We live in a society that places a lot of emphasis on money. Money makes the world go round. Cash rules everything around me. Buy low, sell high. Coffee is for closers. It’s all about the Benjamins. Grab that cash with both hands and make a stash. Even Andy Warhol famously said “Making money is art”. Far too often, this focus on money causes those in the financial industry to forget an extremely important fact: Effective Financial Content Isn’t About Money. That’s right. Repeat it aloud. Effective financial content isn’t about money. Again, with gusto: Effective financial content isn’t about money! Have I lost my mind? Maybe—but not about this. While money is perhaps the most important resource to individuals in western society, it’s also completely meaningless on its own (or, at least, it hasn’t since the gold standard was ditched about a century ago). Money doesn’t have intrinsic value—but...
If you operate in the clinical space—whether you’re a physician, psychotherapist, RMT, physiotherapist, optometrist, chiropractor, or dentist—having a regularly maintained blog can be a tremendous help, not only keeping your current patients informed, but also attracting new patients, establishing your authority, building up your SEO, and providing a resource for the world at large. (After all, regardless of your area of practice, your content can benefit everyone in some way—every human body operates with the same basic machinery, so-to-speak.) However, as helpful as informative blog posts can be, they can sometimes be a bit of a double-edged sword when it comes to patient wellness, causing unintentional consequences that can be dangerous—and, in some cases, even fatal. In this post, I hope to outline the potential dangers of well-intentioned articles, and follow with how you can make sure that the content you put out there to help your patients doesn’t inadvertently...
If you’ve read anything about Precision Impact, you’ll know that we write content for a number of highly technical industries, including law firms. As such, I’ve spoken to quite a few lawyers about how they approach their content, as well as digital strategists and SEO (Search Engine Optimization) experts.
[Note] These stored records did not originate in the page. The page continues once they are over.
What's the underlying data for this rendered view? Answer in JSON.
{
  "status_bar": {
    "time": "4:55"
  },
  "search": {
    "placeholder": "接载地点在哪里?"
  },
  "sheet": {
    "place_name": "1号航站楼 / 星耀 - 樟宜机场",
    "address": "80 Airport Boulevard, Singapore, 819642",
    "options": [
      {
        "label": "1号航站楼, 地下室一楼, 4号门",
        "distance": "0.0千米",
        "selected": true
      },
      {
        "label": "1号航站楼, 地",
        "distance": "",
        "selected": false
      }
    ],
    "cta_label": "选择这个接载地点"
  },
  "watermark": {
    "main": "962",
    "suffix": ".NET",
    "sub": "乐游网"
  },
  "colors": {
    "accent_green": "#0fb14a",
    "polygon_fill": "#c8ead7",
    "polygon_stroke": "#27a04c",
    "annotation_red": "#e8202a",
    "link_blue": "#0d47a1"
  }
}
Each side has legitimate concerns with the other, and there is certainly merit in both perspectives. Lawyers tend to prefer to keep a hand on the wheel, regardless of how busy they might be. Some will outsource their writing to some form of expert, be it a writer or a marketing firm, but even they are concerned about the quality of their content. However, from the SEO perspective, content simply needs to be written and put out there, particularly when it comes to blog articles. Google hates an infrequently updated website, and most lawyers don’t have the time to write and...
In recent months, the Canadian government has made a tax plan. And it’s… well, let’s just say that it’s not the most popular piece of legislation to cross the desk of small-to-mid-sized business owners. Naturally, there’s been a backlash. Most of the literature you can find on the matter has at least a soupcon of vitriol, and even those attempting to be impartial are obligated to mention the fervor with which the business owners disagree with the plan.
While on a run the other day, I passed by a learning annex that had a sign in the window for business blog writing workshops. As a content writer myself, I had two thoughts: “This is a good idea for a lot of business owners who want to maintain their own web content,” and “This is a bad idea for a lot of business owners who want to maintain their own web content.”
There’s a Venn diagram floating around the creative marketing world that’s famous among graphic designers (pictured above). The joke is that you can only ask for two, and the one you don’t pick will burn you in the end. The joke plays with the notion of standards vs expectations—a notion that slaps entrepreneurs and business owners in the face time and time again.
Marketing is all about presentation. It’s how businesses put their best foot forward, and make sure that your first impression is always a good one. And still, a number of businesses often find themselves with sections of their websites—or even their entire web presence—walled off with a ‘coming soon’ placeholder page. It’s not just small or local businesses, either. Large companies, and even some marketing agencies, will find themselves hiding behind a placeholder website for months on-end.
Like many copywriters, I can be a bit of a language nerd. Understanding how others’ perceptions of us are coloured by the words we use is an extremely important skill that everyone in marketing should at least understand, if not outright master. And when it comes to wizardry of public perception, you can’t ignore the Republican nomination of Donald Trump.
Thanksgiving has come and gone, and now the streets fill with jack-o-lanterns and cottony cobwebs. Little ghosts and ghouls are peeking out from the window, just waiting for that hallowed night when they get to haunt the neighbourhood–and get some candy while they’re at it. As a business owner, this can only mean one thing.
A steady flow of quality content is extremely important, both for demonstrating your expertise and activity in your field as well as weighing heavily in your search engine ranking. However, not everyone has the time to formulate, write, polish, and post fresh content every few weeks. And even if you do, you might not have the skill to create content that is high enough in quality to represent your business. Ignoring your content can heavily damage your business. So how do you keep up if you don’t have time?